Hues of brown and gray now adorn Southwest Florida, to some ‘barren-looking’ and to others a sign that nature’s hand is now evoking the landscape to ‘slow down a bit,’ the growing season is over…A walk around our yard on Saturday revealed what we’ve known for years – upper story cover, trees, can save sensitive plants from a freeze…our heated home also set a protective ‘atmosphere,’ providing a microclimatic effect which abated the recent series of freezing temperature mornings. So what is microclimate? Microclimate can be thought of as walking from a well-light, South-facing room to darker room, North-facing room in your house. You ‘feel’ the effects of heat gain in the brighter room, perhaps air conditioning vents blowing directly on you, and desire to inhabit the room that suites the current Season – aren’t we all just craving the warmth of Sunlight right now??! The home has one roof, but the effects of sunlight, insulation, and moving air also apply to the outdoors.
One of the single-most important aspect to comfort for folks and plants are structures, homes, walls, buildings, and the like offer shelter from the elements. Facing the North/Northwest they can effectively negate cold winds and to the South face can offer comfort on sub-60° days. An effective of several degrees is gleaned on the South face, combined the temperature increase with wind abatement and now moisture protection/anti-desiccation is in your favor (i.e., water demands are lower to counter the effects of cold, dry winds). Sensitive plants meant for warmer climates are protected here during the evenings and reap the benefits of the early morning sun, warming more quickly. The negative to siting plants on this side of a structure can be the ‘oven’ effect during the summer, so choose the plant palette carefully…
Not one single factor can increase the breadth of plants available to your landscape than trees. Microclimate-wise, they can offer: dappled light conditions, moisture conservation, and cold protection via their so-called ‘overstory.’ Trees sited at strategic locations on your lot can also effect your home’s microclimate, reaping energy benefits in the form of tempering heat gain or heat loss, such as in winter. One of the best-documented examples is Thomas Jefferson’s use of this principle on his Estate in Virginia – Monticello

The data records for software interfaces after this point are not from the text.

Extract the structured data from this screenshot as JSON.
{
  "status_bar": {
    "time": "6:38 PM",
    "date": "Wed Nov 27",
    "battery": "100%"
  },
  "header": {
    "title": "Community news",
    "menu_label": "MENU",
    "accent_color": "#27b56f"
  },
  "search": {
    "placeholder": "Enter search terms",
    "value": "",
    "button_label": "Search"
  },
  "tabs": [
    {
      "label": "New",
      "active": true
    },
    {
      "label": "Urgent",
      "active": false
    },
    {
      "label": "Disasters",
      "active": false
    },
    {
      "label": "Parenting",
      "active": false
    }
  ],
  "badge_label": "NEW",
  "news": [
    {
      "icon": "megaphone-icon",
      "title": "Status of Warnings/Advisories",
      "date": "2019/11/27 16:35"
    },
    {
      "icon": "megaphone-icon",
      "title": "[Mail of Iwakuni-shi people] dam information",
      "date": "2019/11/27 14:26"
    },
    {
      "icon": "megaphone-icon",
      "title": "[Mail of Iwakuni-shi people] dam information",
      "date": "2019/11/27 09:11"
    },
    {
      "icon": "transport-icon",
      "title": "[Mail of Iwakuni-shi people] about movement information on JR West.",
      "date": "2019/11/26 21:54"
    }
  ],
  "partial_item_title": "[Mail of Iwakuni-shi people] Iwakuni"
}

While somewhat more amorphous, exposure has everything to do with knowing the seasonal weather pattern for your area. Plant material selections then derive from optimal placement for rain, warmth/cold, and sunlight. For the purposes of Winter placement, more cold-sensitive material can be placed effectively on the South side of hedges, trees, and structures. You can also ‘cheat,’ with an irrigation system that targets this face to wet down areas to mitigate for cold weather desiccation. In my yard, bromeliads, firebush, porterweed, and railroad vine all reap the benefits of placement via exposure to weather cold weather nights well-East of C.R. 951. Know your USDA Zone (http://www.usna.usda.gov/Hardzone/hzm-se1.html) and observe your landscape for ‘clues’ [and vice versa, microclimates of warm areas] of cold pockets that have been ‘hit,’ avoiding them with sensitive plant placement in successive years. If they are ‘hit,’ avoiding trimming the brown material for as long as feasible (yes, I know it looks terrible) to allow for an additional layer of ‘insultation.’ Think of the brown material above as potentially like the freeze cloth / plastic, the major difference (and benefit) being that you don’t have to remove the cover as the sun rise, thereby not ‘cooking’ the plant material underneath.
So don’t fret if you’re looking for a visual change in your landscape, want to experiment with plant additions, or utilize plants that you have been told ‘don’t grow here.’ Observation, placement, and monitoring are your key to success, without dragging out the cover sheet of plastic or fabric every, single time a freeze is projected. And while you’re at it, enjoy the more wild areas of Florida that now show signs of the cold temperatures – nature’s way of ‘talking’ to plants can apply to us all – just slow down…